**About this task**:
Without changing anything, copy out each entry.

··· Provided entries ···

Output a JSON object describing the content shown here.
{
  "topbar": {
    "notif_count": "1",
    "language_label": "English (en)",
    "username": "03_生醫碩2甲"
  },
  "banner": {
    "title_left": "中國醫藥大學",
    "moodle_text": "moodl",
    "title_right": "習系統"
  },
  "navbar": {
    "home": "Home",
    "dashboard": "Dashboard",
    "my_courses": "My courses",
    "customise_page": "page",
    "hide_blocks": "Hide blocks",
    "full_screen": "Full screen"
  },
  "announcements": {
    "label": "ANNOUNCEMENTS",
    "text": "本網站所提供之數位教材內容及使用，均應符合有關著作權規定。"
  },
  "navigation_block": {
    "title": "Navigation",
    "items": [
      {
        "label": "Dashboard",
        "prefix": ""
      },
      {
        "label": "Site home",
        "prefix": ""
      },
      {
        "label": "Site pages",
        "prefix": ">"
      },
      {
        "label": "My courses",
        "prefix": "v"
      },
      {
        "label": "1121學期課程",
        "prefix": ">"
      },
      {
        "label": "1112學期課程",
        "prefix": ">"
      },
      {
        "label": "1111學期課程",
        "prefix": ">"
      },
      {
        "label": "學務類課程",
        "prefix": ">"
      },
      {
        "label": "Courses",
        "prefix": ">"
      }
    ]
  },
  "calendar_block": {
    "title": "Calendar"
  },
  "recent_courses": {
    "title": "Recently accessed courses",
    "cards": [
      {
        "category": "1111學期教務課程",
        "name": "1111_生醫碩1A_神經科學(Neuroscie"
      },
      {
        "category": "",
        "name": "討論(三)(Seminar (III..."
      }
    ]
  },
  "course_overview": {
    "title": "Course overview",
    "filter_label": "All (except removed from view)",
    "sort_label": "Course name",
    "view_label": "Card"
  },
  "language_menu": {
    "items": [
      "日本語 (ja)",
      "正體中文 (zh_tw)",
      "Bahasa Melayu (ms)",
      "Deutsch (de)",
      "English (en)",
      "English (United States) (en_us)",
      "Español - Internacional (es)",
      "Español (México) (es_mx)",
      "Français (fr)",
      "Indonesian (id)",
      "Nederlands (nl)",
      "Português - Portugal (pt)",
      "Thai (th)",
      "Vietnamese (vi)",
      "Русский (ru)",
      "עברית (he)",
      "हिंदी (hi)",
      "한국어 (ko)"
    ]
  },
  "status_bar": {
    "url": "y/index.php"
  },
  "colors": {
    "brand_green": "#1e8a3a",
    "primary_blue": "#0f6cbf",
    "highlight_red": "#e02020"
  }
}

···

**Response to the task**:
Output a JSON object describing the content shown here.
{
  "topbar": {
    "notif_count": "1",
    "language_label": "English (en)",
    "username": "03_生醫碩2甲"
  },
  "banner": {
    "title_left": "中國醫藥大學",
    "moodle_text": "moodl",
    "title_right": "習系統"
  },
  "navbar": {
    "home": "Home",
    "dashboard": "Dashboard",
    "my_courses": "My courses",
    "customise_page": "page",
    "hide_blocks": "Hide blocks",
    "full_screen": "Full screen"
  },
  "announcements": {
    "label": "ANNOUNCEMENTS",
    "text": "本網站所提供之數位教材內容及使用，均應符合有關著作權規定。"
  },
  "navigation_block": {
    "title": "Navigation",
    "items": [
      {
        "label": "Dashboard",
        "prefix": ""
      },
      {
        "label": "Site home",
        "prefix": ""
      },
      {
        "label": "Site pages",
        "prefix": ">"
      },
      {
        "label": "My courses",
        "prefix": "v"
      },
      {
        "label": "1121學期課程",
        "prefix": ">"
      },
      {
        "label": "1112學期課程",
        "prefix": ">"
      },
      {
        "label": "1111學期課程",
        "prefix": ">"
      },
      {
        "label": "學務類課程",
        "prefix": ">"
      },
      {
        "label": "Courses",
        "prefix": ">"
      }
    ]
  },
  "calendar_block": {
    "title": "Calendar"
  },
  "recent_courses": {
    "title": "Recently accessed courses",
    "cards": [
      {
        "category": "1111學期教務課程",
        "name": "1111_生醫碩1A_神經科學(Neuroscie"
      },
      {
        "category": "",
        "name": "討論(三)(Seminar (III..."
      }
    ]
  },
  "course_overview": {
    "title": "Course overview",
    "filter_label": "All (except removed from view)",
    "sort_label": "Course name",
    "view_label": "Card"
  },
  "language_menu": {
    "items": [
      "日本語 (ja)",
      "正體中文 (zh_tw)",
      "Bahasa Melayu (ms)",
      "Deutsch (de)",
      "English (en)",
      "English (United States) (en_us)",
      "Español - Internacional (es)",
      "Español (México) (es_mx)",
      "Français (fr)",
      "Indonesian (id)",
      "Nederlands (nl)",
      "Português - Portugal (pt)",
      "Thai (th)",
      "Vietnamese (vi)",
      "Русский (ru)",
      "עברית (he)",
      "हिंदी (hi)",
      "한국어 (ko)"
    ]
  },
  "status_bar": {
    "url": "y/index.php"
  },
  "colors": {
    "brand_green": "#1e8a3a",
    "primary_blue": "#0f6cbf",
    "highlight_red": "#e02020"
  }
}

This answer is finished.